- Historic Sites
Eleventh in a series of paintings for AMERICAN HERITAGE
August 1976 | Volume 27, Issue 5
One little incident happened during the heat of the cannonade, which I was eye-witness to, and which I think would be unpardonable not to mention. A woman whose husband belonged to the Artillery, and who was then attached to a piece in the engagement, attended with her husband at the piece the whole time. While in the act of reaching a cartridge and having one of her feet as far before the other as she could step, a cannon shot from the enemy passed directly between her legs without doing any other damage than carrying away all the lower part of her petticoat.
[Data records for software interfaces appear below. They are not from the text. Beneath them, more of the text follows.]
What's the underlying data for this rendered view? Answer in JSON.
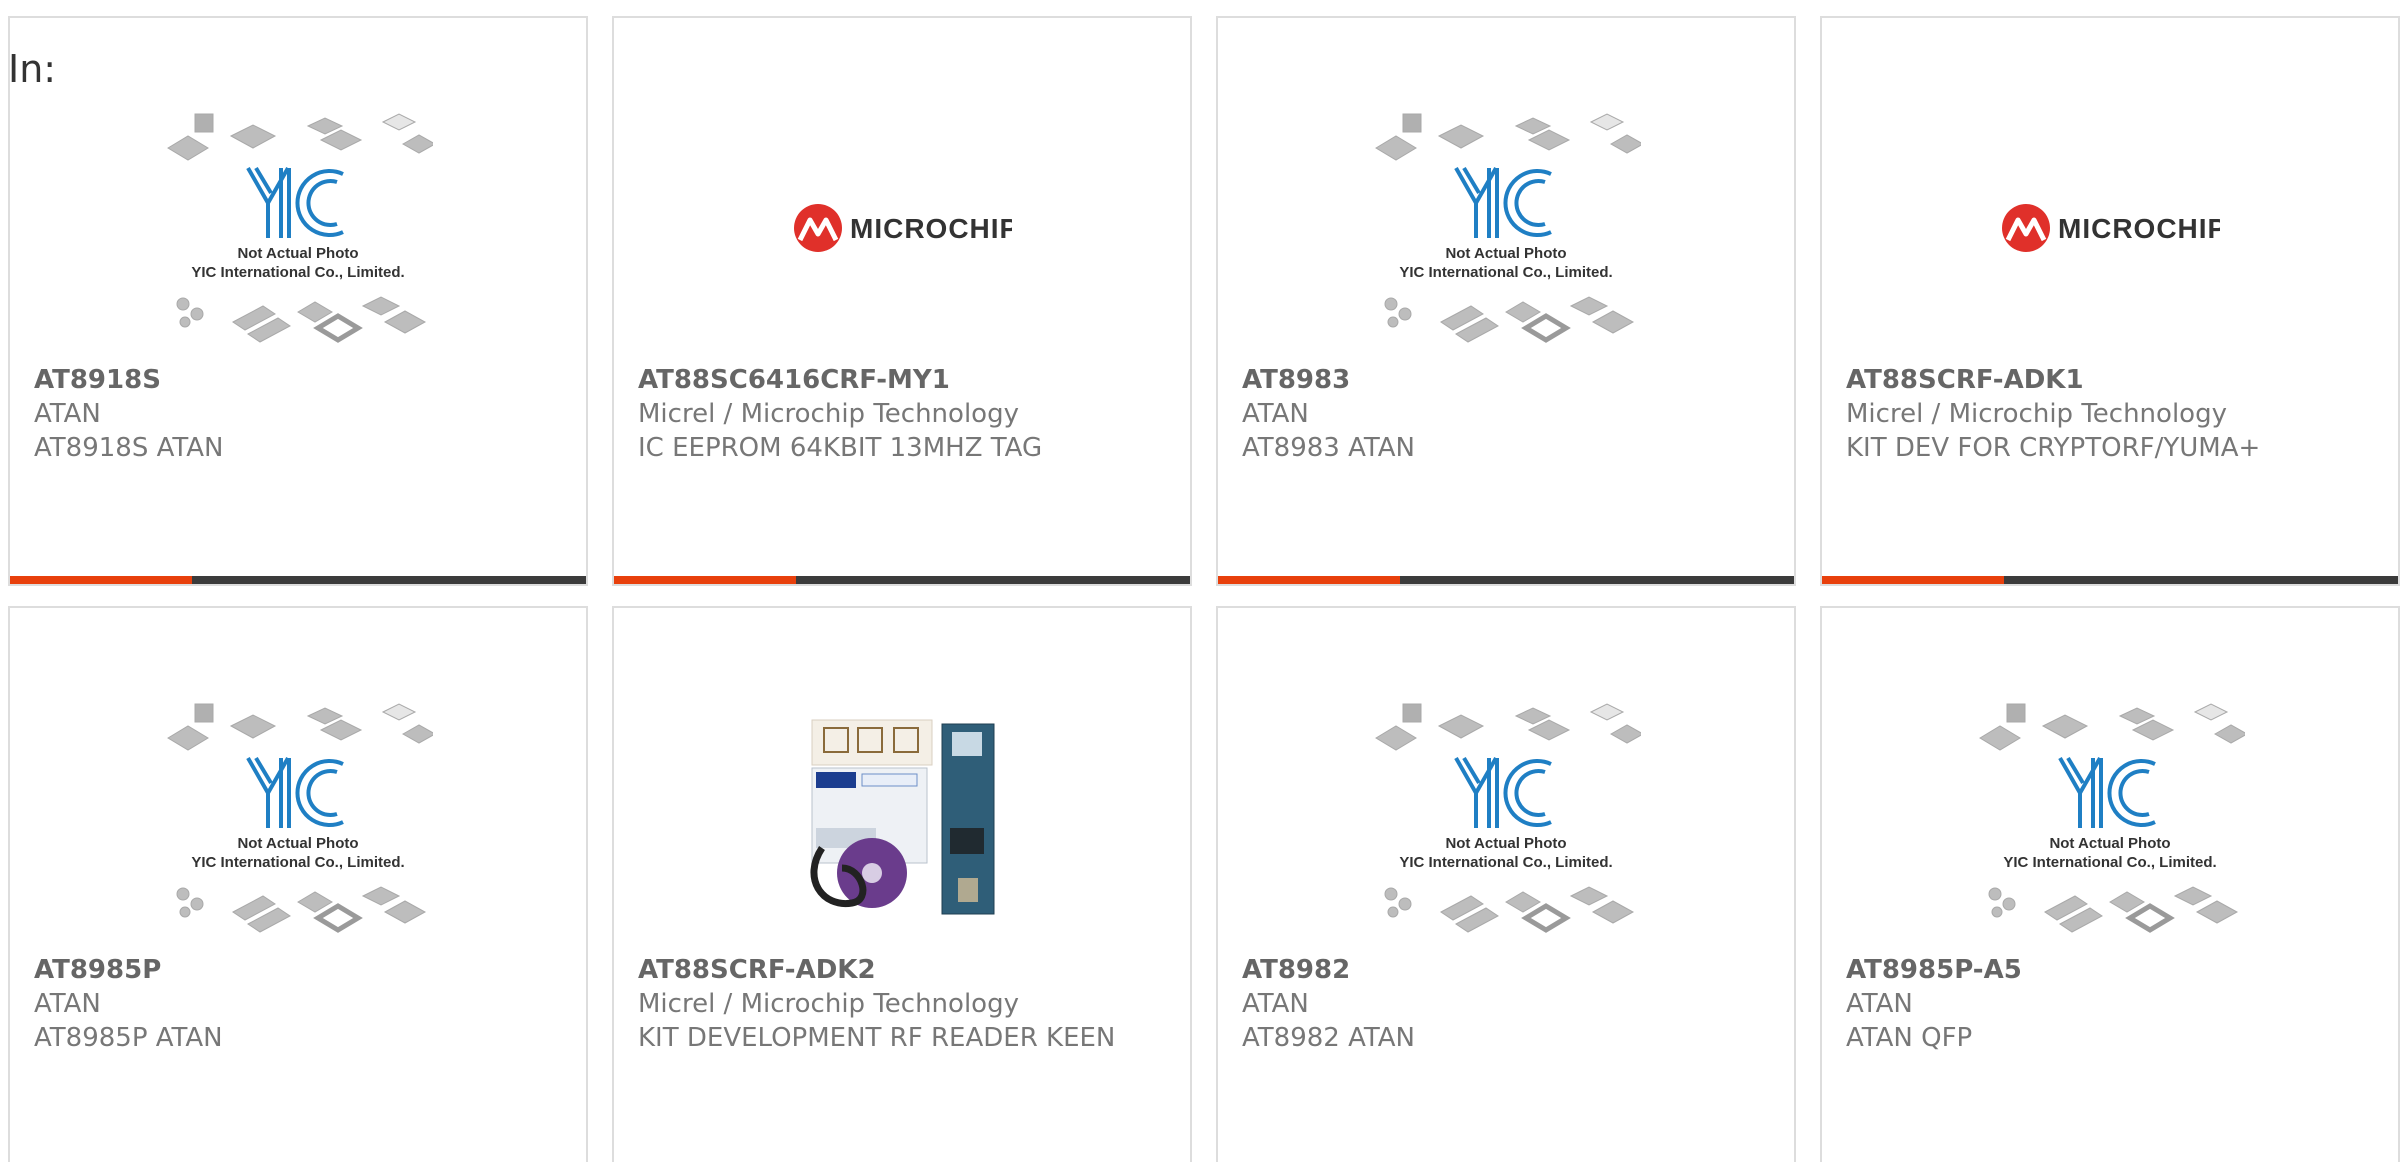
{
  "header": {
    "in_label": "In:"
  },
  "yic_placeholder": {
    "caption_line1": "Not Actual Photo",
    "caption_line2": "YIC International Co., Limited."
  },
  "microchip_logo": {
    "text": "MICROCHIP"
  },
  "colors": {
    "accent": "#e8400c",
    "bar_dark": "#3b3b3b",
    "yic_blue": "#1f7fc4",
    "microchip_red": "#e0302a"
  },
  "products": [
    {
      "part": "AT8918S",
      "manufacturer": "ATAN",
      "description": "AT8918S ATAN",
      "image": "yic-placeholder"
    },
    {
      "part": "AT88SC6416CRF-MY1",
      "manufacturer": "Micrel / Microchip Technology",
      "description": "IC EEPROM 64KBIT 13MHZ TAG",
      "image": "microchip-logo"
    },
    {
      "part": "AT8983",
      "manufacturer": "ATAN",
      "description": "AT8983 ATAN",
      "image": "yic-placeholder"
    },
    {
      "part": "AT88SCRF-ADK1",
      "manufacturer": "Micrel / Microchip Technology",
      "description": "KIT DEV FOR CRYPTORF/YUMA+",
      "image": "microchip-logo"
    },
    {
      "part": "AT8985P",
      "manufacturer": "ATAN",
      "description": "AT8985P ATAN",
      "image": "yic-placeholder"
    },
    {
      "part": "AT88SCRF-ADK2",
      "manufacturer": "Micrel / Microchip Technology",
      "description": "KIT DEVELOPMENT RF READER KEEN",
      "image": "kit-photo"
    },
    {
      "part": "AT8982",
      "manufacturer": "ATAN",
      "description": "AT8982 ATAN",
      "image": "yic-placeholder"
    },
    {
      "part": "AT8985P-A5",
      "manufacturer": "ATAN",
      "description": "ATAN QFP",
      "image": "yic-placeholder"
    }
  ]
}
Looking at it with apparent unconcern, she observed that it was lucky it did not pass a little higher, for in that case it might have carried away something else, and continued her occupation.
… General [Anthony] Wayne advanced with a body of troops, and kept up so severe and well-directed a fire, that the enemy were soon compelled to retire behind the defile, where the first stand in the beginning of the action had been made.
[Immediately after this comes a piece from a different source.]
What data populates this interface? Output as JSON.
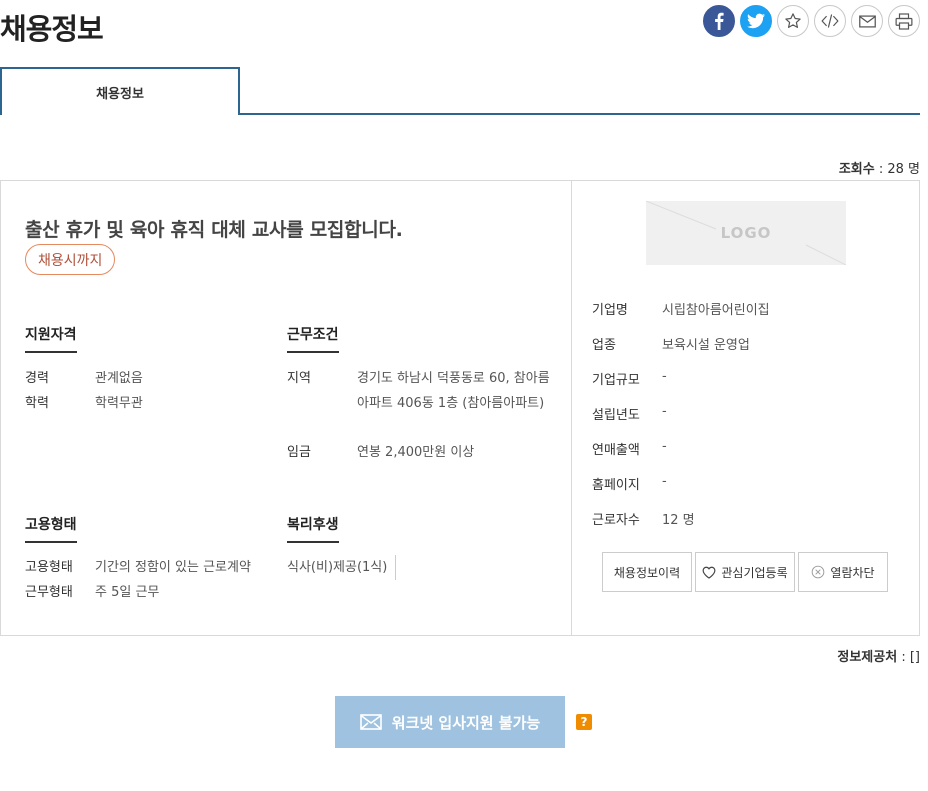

In this situation the enemy had both their flanks secured by thick woods and morasses, while their front could only be approached through a narrow pass. I resolved, nevertheless, to attack them … but the impediments in the way prevented [it] … before it was dark. … In the mean time, the enemy were employed in removing their wounded, and, about 12 o’clock at night, marched away in … silence …
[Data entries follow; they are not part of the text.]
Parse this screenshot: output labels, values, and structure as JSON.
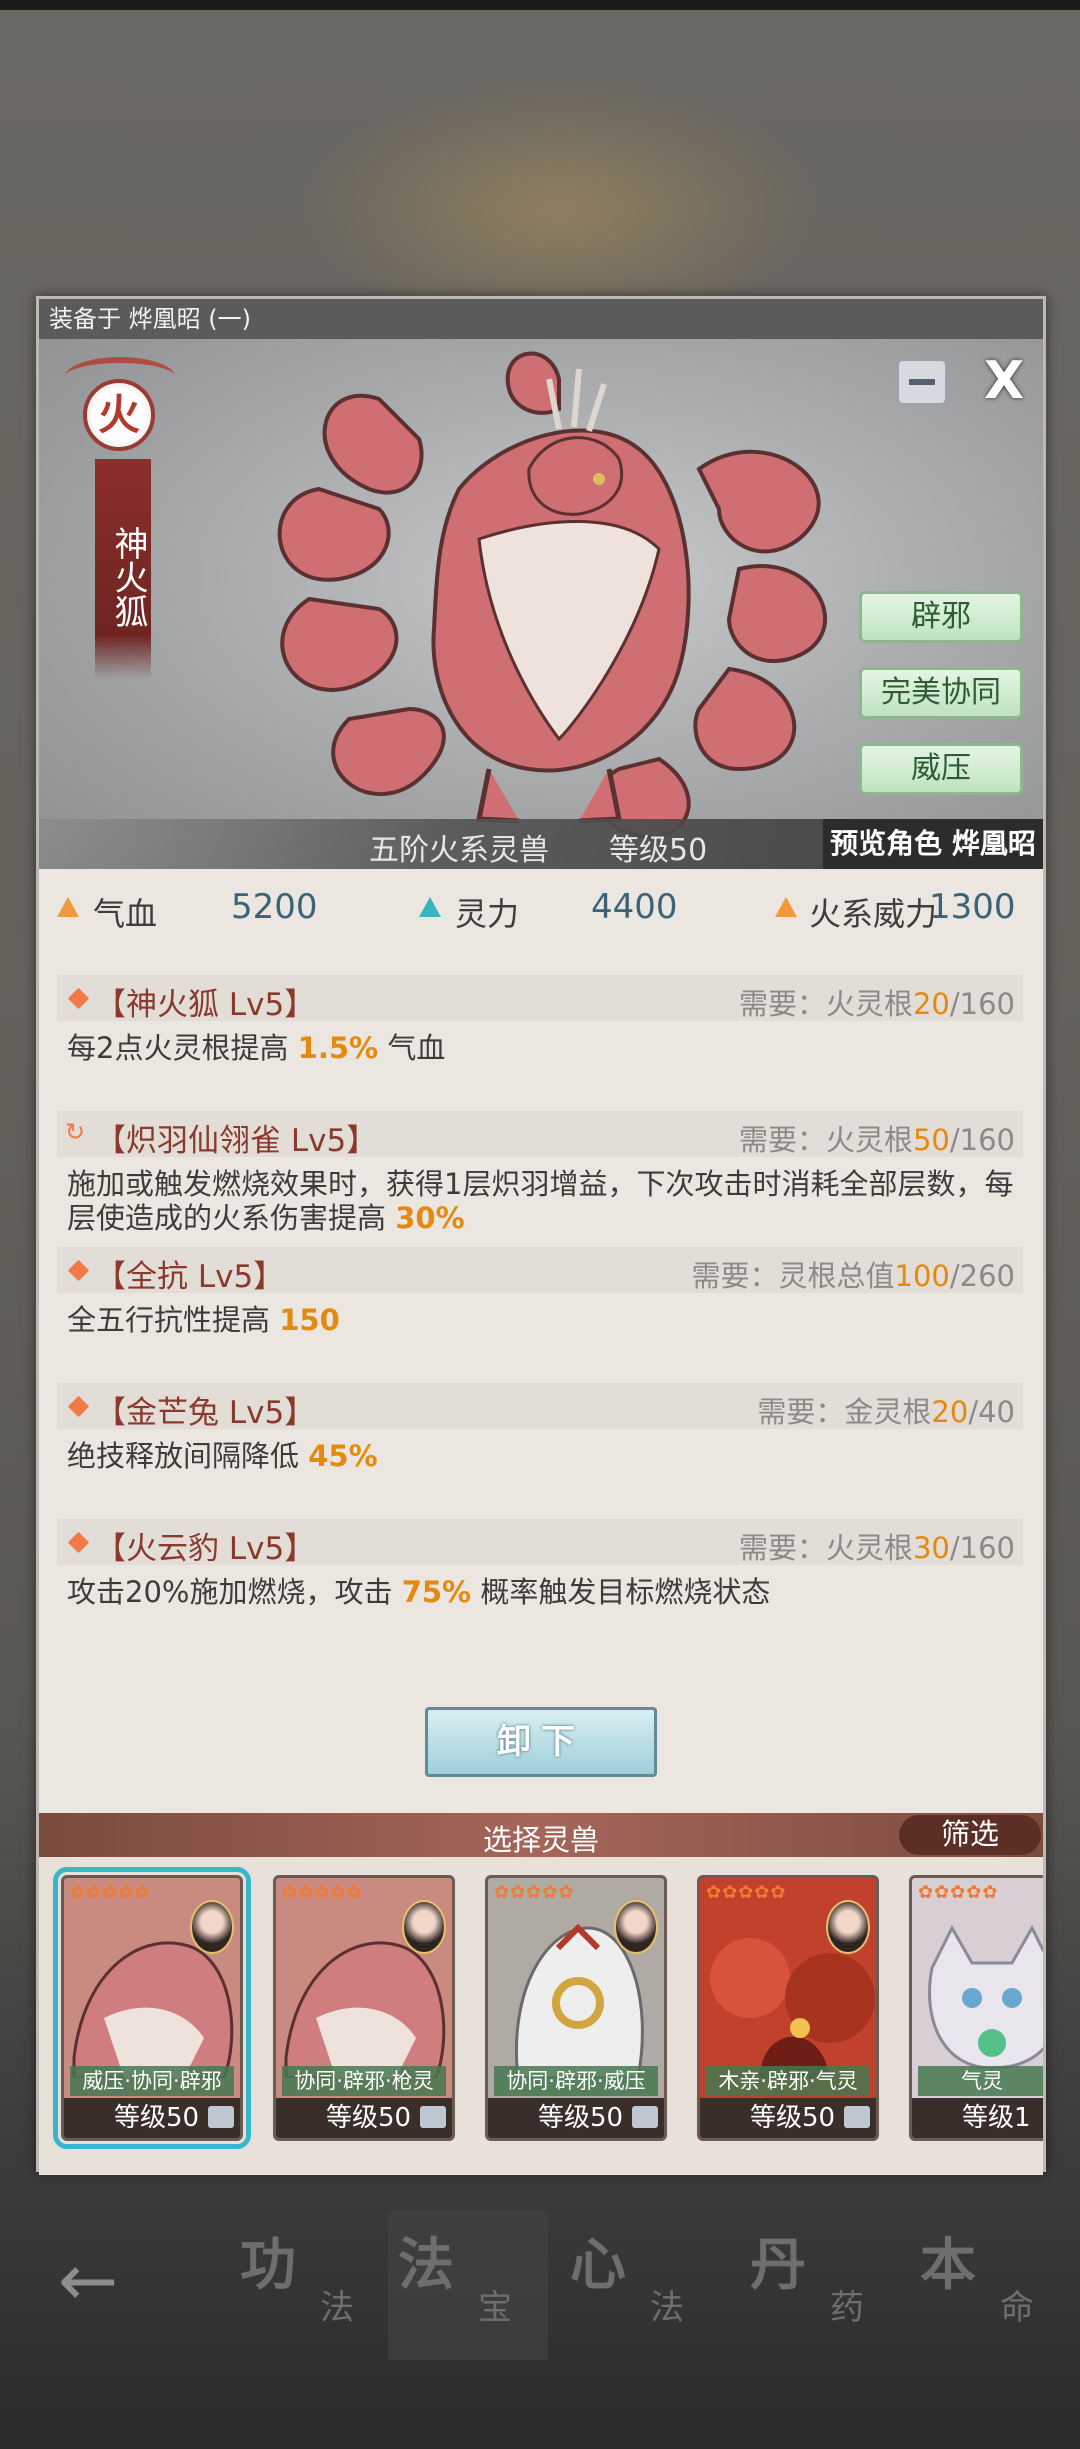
{
  "panel": {
    "equipped_label": "装备于 烨凰昭 (一)",
    "close": "X"
  },
  "beast": {
    "element": "火",
    "name": "神火狐",
    "traits": [
      "辟邪",
      "完美协同",
      "威压"
    ],
    "rank": "五阶火系灵兽",
    "level": "等级50",
    "preview": "预览角色 烨凰昭"
  },
  "stats": [
    {
      "label": "气血",
      "value": "5200",
      "color": "orange"
    },
    {
      "label": "灵力",
      "value": "4400",
      "color": "cyan"
    },
    {
      "label": "火系威力",
      "value": "1300",
      "color": "orange"
    }
  ],
  "skills": [
    {
      "name": "【神火狐 Lv5】",
      "req_label": "需要：",
      "req_type": "火灵根",
      "req_cur": "20",
      "req_max": "/160",
      "desc_pre": "每2点火灵根提高 ",
      "desc_hl": "1.5%",
      "desc_post": " 气血"
    },
    {
      "name": "【炽羽仙翎雀 Lv5】",
      "req_label": "需要：",
      "req_type": "火灵根",
      "req_cur": "50",
      "req_max": "/160",
      "desc_pre": "施加或触发燃烧效果时，获得1层炽羽增益，下次攻击时消耗全部层数，每层使造成的火系伤害提高 ",
      "desc_hl": "30%",
      "desc_post": ""
    },
    {
      "name": "【全抗 Lv5】",
      "req_label": "需要：",
      "req_type": "灵根总值",
      "req_cur": "100",
      "req_max": "/260",
      "desc_pre": "全五行抗性提高 ",
      "desc_hl": "150",
      "desc_post": ""
    },
    {
      "name": "【金芒兔 Lv5】",
      "req_label": "需要：",
      "req_type": "金灵根",
      "req_cur": "20",
      "req_max": "/40",
      "desc_pre": "绝技释放间隔降低 ",
      "desc_hl": "45%",
      "desc_post": ""
    },
    {
      "name": "【火云豹 Lv5】",
      "req_label": "需要：",
      "req_type": "火灵根",
      "req_cur": "30",
      "req_max": "/160",
      "desc_pre": "攻击20%施加燃烧，攻击 ",
      "desc_hl": "75%",
      "desc_post": " 概率触发目标燃烧状态"
    }
  ],
  "unequip_label": "卸下",
  "select": {
    "title": "选择灵兽",
    "filter": "筛选",
    "cards": [
      {
        "traits": "威压·协同·辟邪",
        "level": "等级50",
        "stars": "✿✿✿✿✿"
      },
      {
        "traits": "协同·辟邪·枪灵",
        "level": "等级50",
        "stars": "✿✿✿✿✿"
      },
      {
        "traits": "协同·辟邪·威压",
        "level": "等级50",
        "stars": "✿✿✿✿✿"
      },
      {
        "traits": "木亲·辟邪·气灵",
        "level": "等级50",
        "stars": "✿✿✿✿✿"
      },
      {
        "traits": "气灵",
        "level": "等级1",
        "stars": "✿✿✿✿✿"
      }
    ]
  },
  "nav": [
    {
      "big": "功",
      "small": "法"
    },
    {
      "big": "法",
      "small": "宝"
    },
    {
      "big": "心",
      "small": "法"
    },
    {
      "big": "丹",
      "small": "药"
    },
    {
      "big": "本",
      "small": "命"
    }
  ],
  "icons": {
    "back": "arrow-left-icon",
    "bag": "bag-icon",
    "close": "close-icon"
  }
}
The extreme heat of the weather, the fatigue of the men from their march through a deep, sandy country, almost entirely destitute of water, and the distance the enemy had gained by marching in the night, made a pursuit impracticable and fruitless. It would have answered no valuable purpose, and would have been fatal to numbers of our men—several of whom died the preceding day with heat.
Were I to conclude my account of this day’s transactions without expressing my obligations to the officers of the army in general, I should do injustice to their merit and violence to my own feelings. They seemed to vie with each other in manifesting their zeal and bravery …
The peculiar situation of General Lee at this time, requires that I should say nothing of his conduct. He is now in arrest.